Tornado Exercise Recap Day 2

County staff in the Emergency Operations Center during a tornado exerciseThe second day of the county’s three-day emergency exercise began at 8 a.m. as the focus shifted to recovery and cleanup from yesterday’s devastating fake tornadoes.

As of this afternoon, the emergency exercise has led to these simulated statistics:

  • 49 deaths
  • 595 injuries
  • $19 million in damage to school and county buildings
  • 100 residential and 44 commercial buildings damaged

As time passes from the actual incident, secondary impacts and issues start to become known and we’re addressing them in day 2 into day 3.

Here are five issues to think about today:

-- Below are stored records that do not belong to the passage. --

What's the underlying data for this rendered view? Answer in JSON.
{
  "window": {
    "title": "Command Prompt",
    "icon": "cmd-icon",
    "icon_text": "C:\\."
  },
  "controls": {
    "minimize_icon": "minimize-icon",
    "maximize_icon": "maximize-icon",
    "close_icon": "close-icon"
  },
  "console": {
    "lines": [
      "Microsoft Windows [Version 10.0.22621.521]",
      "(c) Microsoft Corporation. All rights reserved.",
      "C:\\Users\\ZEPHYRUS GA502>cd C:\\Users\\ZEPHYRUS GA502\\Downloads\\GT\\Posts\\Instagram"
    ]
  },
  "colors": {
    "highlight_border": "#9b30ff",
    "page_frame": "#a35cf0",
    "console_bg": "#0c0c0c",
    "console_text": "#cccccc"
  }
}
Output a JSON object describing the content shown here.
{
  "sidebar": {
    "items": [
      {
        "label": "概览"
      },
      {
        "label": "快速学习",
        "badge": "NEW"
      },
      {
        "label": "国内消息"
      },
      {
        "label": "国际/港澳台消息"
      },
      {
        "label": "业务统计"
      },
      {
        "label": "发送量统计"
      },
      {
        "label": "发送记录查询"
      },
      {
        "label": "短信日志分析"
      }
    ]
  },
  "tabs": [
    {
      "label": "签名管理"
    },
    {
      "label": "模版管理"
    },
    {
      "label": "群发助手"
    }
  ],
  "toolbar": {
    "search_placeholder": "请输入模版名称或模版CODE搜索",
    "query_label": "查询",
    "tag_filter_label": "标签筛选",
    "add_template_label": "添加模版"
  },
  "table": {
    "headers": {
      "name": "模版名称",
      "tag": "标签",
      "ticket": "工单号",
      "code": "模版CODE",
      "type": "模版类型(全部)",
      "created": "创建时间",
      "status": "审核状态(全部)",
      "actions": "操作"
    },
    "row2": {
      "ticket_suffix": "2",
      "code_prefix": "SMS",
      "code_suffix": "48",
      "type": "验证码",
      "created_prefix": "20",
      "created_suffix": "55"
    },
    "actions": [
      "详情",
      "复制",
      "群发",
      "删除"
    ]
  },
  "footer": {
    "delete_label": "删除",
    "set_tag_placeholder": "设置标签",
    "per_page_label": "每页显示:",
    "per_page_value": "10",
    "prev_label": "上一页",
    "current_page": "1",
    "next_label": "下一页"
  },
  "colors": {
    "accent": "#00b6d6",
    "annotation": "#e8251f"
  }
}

1.)    A damaged pump station started to dump raw sewage into Cub Run last night and residents were advised to stay out of Cub Run, Bull Run and Occoquan. While drinking water always remained safe during this exercise, we requested that people minimize water use for drinking, cooking and bathing.

  • Question to consider: Do you have enough bottled water in your home, workplace or elsewhere to last three days?

2.)    Domestic animals were found wandering after the storm. Animal control practiced responding and setting up proper facilities for lost animals.

  • Question to consider: Are your animals properly tagged, immunized and registered?

3.)    Two more shelters opened today bringing the total to five locations where people can stay.

  • Question to consider: Do you have basic supplies like medicines easily accessible in case you need to stay at a shelter?

4.)    Route 28 remained closed due to the bridge collapse over I-66. I-66 was cleared overnight.

  • Question to consider: Have you determined alternative paths around where you live should a major road become inaccessible for long periods of time? Can you telework? Plan ahead to give yourself plenty of time to arrive at your destination.

5.)    As the recovery phase kicks into full gear, forms become an important tool for people and businesses to start rebuilding. Insurance information is always a key place to start. Insurance policy documents should contain the information to help you determine if you are eligible for compensation for tornado damage and what is covered.

  • Question to consider:  Do you have appropriate coverage for tornadoes? What about other incidents such as fire, flood and terrorism? Do you know the details of your plans?

GIS staff prepare maps during tornado exerciseThis exercise is testing our government response, but as we emphasized before, any response to a calamity such as this fake F4 tornado will require the whole community to partner together. Organizations such as the American Red Cross, Volunteer Fairfax and others are also playing in this scenario testing their plans in coordination with ours.

But most importantly, we need you to be ready; prepare yourself and your family before a tornado (or any threat) hits and be ready to rebuld if it impacts you or your property.

Families and businesses make up the heart of our community and while we will respond as quickly as possible with the resources we have to offer, we’re asking everyone to “play” for real:

As part of this week’s education efforts, more than 1 million Virginians participated in today’s statewide tornado drill. Many people in the county took part, including the Board of Supervisors at its regularly scheduled meeting this morning. After the alert sounded, Chairman Sharon Bulova said:

“While the county government is participating in this drill, I’d also like to encourage our residents to remember to prepare, not only for tornadoes, but for any hazard. Preparedness is a shared responsibility between the government and its residents.” (Read the chairman’s full statement)

About Fairfax County Emergency Information

Official emergency information about preparedness, response and recovery from Fairfax County Government.